──────── THE RECORDS

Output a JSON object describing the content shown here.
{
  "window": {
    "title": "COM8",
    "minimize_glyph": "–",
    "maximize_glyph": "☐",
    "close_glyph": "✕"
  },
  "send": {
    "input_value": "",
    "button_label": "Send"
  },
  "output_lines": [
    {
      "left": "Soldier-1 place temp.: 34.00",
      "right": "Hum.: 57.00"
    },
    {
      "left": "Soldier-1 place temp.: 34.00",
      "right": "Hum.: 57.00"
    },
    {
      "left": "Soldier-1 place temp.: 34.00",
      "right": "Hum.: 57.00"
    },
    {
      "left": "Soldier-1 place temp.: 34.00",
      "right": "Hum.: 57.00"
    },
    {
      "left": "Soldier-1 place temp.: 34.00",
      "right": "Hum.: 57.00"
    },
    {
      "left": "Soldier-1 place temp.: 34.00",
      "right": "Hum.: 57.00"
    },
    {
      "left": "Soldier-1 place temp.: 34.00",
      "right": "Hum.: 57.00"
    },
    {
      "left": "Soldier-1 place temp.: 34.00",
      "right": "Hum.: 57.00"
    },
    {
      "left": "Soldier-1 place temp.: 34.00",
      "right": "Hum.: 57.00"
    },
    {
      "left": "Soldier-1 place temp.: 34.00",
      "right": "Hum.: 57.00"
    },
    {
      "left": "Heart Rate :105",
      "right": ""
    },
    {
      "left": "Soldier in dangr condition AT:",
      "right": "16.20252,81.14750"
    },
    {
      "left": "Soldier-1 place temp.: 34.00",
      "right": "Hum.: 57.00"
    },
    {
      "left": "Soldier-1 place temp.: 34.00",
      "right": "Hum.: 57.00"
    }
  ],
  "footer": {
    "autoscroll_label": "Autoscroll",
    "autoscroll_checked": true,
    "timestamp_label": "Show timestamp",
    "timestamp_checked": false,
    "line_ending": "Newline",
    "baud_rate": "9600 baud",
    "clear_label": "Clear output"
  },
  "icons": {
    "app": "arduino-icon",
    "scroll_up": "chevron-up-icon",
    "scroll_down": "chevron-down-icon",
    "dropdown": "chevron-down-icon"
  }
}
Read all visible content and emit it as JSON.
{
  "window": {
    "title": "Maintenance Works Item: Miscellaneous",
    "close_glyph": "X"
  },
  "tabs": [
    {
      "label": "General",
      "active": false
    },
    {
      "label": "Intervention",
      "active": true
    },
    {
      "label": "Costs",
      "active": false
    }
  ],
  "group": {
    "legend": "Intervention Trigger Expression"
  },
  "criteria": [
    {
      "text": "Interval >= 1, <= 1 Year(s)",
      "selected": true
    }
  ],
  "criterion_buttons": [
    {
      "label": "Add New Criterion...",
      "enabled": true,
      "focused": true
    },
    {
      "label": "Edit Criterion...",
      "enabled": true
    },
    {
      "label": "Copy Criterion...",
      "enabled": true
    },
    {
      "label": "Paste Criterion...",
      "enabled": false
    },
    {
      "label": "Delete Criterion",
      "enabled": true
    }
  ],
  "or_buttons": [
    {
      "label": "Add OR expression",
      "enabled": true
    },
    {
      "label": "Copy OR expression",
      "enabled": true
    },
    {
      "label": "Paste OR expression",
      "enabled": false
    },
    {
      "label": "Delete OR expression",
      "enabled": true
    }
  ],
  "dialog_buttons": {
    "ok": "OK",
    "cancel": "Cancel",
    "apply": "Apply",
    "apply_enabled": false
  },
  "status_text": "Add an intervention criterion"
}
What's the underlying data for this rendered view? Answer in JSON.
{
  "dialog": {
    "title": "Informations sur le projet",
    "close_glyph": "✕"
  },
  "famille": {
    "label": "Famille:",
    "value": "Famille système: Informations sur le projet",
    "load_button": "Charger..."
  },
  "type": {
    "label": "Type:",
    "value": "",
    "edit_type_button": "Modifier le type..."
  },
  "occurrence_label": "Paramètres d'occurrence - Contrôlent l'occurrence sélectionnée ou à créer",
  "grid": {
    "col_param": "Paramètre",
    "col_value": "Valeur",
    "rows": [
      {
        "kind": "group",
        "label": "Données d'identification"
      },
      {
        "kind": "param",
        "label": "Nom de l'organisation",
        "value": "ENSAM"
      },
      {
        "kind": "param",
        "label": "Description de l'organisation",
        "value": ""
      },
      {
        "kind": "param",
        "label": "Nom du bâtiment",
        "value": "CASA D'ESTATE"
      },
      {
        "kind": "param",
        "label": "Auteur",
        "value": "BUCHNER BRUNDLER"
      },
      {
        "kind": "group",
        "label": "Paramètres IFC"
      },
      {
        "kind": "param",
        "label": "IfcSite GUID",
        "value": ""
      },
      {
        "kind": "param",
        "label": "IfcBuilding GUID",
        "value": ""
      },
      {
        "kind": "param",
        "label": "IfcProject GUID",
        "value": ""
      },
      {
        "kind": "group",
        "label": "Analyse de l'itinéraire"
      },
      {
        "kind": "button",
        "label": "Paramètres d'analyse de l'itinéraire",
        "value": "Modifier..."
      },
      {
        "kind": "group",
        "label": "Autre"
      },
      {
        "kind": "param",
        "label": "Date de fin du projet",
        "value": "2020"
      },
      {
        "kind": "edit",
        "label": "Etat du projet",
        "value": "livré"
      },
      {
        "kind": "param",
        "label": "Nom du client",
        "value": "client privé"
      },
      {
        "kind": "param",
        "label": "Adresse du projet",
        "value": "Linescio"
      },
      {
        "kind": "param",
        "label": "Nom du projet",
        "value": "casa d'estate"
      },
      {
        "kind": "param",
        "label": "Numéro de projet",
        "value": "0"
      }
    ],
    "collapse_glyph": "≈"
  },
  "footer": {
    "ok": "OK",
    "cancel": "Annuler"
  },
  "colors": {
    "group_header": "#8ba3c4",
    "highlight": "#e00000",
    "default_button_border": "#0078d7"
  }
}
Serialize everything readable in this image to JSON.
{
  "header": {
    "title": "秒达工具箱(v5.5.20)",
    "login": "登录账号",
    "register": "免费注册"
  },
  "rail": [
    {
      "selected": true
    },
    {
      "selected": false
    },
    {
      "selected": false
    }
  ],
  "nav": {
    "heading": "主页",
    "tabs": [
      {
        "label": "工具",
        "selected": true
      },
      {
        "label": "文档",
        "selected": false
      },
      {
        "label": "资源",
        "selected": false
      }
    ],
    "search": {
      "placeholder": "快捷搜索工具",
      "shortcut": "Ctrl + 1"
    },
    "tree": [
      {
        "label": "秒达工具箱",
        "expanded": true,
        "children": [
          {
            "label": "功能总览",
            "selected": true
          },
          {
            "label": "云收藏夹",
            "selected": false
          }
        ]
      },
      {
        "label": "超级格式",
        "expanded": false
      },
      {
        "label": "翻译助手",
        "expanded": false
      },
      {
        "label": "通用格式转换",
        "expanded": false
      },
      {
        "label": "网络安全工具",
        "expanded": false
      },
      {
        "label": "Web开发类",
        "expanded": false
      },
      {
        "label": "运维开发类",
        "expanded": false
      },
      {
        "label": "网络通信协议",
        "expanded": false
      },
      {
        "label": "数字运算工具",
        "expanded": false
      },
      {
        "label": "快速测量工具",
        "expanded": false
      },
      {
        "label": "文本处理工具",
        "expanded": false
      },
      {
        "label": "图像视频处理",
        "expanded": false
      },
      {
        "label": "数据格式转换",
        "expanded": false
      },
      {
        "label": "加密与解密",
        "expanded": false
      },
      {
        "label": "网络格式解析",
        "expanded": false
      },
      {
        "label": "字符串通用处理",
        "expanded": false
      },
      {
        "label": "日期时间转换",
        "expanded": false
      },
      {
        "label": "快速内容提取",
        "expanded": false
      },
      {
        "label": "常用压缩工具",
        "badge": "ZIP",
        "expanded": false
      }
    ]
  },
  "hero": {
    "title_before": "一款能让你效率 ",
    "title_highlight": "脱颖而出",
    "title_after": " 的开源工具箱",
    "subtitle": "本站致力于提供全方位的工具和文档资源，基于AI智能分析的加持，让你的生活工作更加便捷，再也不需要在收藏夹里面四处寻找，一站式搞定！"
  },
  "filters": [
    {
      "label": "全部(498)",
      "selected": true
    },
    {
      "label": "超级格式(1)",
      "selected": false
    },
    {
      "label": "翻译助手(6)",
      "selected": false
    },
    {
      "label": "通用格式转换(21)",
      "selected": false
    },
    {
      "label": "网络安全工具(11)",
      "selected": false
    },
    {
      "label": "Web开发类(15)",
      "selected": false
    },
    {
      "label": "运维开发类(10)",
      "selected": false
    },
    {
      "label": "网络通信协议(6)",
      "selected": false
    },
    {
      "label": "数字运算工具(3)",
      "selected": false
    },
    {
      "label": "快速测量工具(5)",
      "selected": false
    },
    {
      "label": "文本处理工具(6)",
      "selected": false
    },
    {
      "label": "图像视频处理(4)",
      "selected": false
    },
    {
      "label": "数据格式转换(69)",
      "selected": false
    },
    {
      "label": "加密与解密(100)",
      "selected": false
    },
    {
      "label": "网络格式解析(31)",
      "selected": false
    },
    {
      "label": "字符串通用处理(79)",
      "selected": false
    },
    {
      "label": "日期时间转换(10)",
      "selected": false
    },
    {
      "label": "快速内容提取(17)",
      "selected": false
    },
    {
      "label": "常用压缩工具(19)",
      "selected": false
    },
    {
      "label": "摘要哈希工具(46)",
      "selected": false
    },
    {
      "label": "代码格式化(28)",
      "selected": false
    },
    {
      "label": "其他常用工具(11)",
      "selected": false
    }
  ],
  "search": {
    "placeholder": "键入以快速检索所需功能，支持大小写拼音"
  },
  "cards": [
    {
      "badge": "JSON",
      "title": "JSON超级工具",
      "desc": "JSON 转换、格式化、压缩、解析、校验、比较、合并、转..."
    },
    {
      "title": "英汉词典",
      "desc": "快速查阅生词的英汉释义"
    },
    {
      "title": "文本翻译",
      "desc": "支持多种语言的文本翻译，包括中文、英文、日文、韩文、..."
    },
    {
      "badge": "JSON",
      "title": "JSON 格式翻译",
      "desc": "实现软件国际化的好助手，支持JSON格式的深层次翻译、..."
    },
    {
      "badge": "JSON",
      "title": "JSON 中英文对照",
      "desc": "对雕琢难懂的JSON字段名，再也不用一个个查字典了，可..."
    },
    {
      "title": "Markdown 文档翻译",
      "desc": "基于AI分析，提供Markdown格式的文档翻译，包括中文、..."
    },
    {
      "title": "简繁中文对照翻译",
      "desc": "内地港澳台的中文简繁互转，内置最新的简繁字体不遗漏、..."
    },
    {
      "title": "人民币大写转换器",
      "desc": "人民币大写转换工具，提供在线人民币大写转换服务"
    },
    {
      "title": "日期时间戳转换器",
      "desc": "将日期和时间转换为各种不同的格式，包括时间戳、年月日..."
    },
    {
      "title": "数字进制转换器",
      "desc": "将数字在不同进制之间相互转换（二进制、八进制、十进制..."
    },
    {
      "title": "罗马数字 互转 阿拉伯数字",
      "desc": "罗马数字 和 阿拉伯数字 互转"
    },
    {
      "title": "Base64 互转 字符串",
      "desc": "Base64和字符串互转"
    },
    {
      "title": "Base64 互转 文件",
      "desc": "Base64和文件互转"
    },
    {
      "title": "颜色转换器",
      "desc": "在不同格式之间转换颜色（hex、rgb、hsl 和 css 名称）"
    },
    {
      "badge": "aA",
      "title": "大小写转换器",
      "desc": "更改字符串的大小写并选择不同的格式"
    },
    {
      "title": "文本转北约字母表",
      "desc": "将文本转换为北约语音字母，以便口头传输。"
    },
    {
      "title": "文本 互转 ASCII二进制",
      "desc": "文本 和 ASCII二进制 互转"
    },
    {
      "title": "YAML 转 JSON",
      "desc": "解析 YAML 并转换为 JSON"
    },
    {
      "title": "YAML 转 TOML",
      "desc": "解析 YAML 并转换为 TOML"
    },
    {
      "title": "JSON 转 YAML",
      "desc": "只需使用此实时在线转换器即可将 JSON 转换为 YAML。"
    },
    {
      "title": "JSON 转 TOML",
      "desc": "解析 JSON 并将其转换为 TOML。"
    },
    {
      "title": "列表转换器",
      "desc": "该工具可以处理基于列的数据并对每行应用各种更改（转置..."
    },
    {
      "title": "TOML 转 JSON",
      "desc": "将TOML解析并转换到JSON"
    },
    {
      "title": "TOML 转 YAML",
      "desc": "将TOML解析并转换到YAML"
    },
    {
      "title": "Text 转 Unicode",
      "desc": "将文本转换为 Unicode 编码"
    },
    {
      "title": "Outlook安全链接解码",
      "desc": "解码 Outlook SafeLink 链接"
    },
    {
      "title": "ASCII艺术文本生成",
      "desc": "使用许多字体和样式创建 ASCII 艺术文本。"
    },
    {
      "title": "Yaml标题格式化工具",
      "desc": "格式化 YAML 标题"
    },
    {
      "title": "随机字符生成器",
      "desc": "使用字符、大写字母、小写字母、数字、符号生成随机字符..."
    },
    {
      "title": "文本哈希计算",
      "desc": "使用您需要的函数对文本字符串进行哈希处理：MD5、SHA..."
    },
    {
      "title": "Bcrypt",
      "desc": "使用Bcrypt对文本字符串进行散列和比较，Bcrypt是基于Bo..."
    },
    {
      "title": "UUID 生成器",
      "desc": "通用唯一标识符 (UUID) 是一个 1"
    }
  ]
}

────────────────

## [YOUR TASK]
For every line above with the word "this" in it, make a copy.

## [TASK RESULT]
What's the underlying data for this rendered view? Answer in JSON.
Serialize everything readable in this image to JSON.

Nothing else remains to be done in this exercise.